- Problem description
If an entry holds a picture, drop the picture and restate the rest word for word.

- Data records for software interfaces
+++

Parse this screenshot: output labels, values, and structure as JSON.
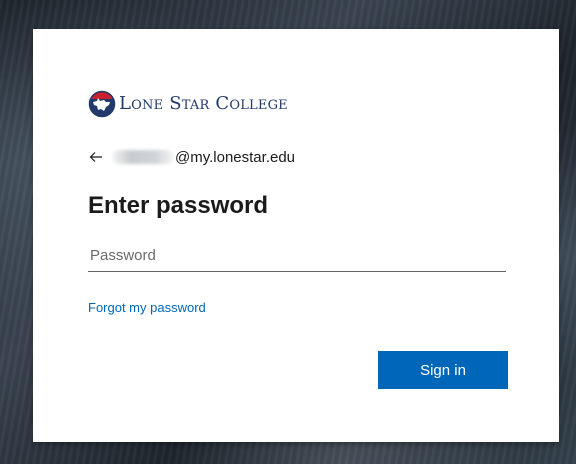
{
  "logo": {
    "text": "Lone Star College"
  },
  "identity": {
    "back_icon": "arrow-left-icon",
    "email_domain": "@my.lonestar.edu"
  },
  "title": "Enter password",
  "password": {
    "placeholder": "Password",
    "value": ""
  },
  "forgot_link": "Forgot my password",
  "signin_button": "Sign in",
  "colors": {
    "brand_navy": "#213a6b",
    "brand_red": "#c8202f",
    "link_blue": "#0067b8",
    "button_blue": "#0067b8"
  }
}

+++

- Written reply
Parse this screenshot: output labels, values, and structure as JSON.
{
  "logo": {
    "text": "Lone Star College"
  },
  "identity": {
    "back_icon": "arrow-left-icon",
    "email_domain": "@my.lonestar.edu"
  },
  "title": "Enter password",
  "password": {
    "placeholder": "Password",
    "value": ""
  },
  "forgot_link": "Forgot my password",
  "signin_button": "Sign in",
  "colors": {
    "brand_navy": "#213a6b",
    "brand_red": "#c8202f",
    "link_blue": "#0067b8",
    "button_blue": "#0067b8"
  }
}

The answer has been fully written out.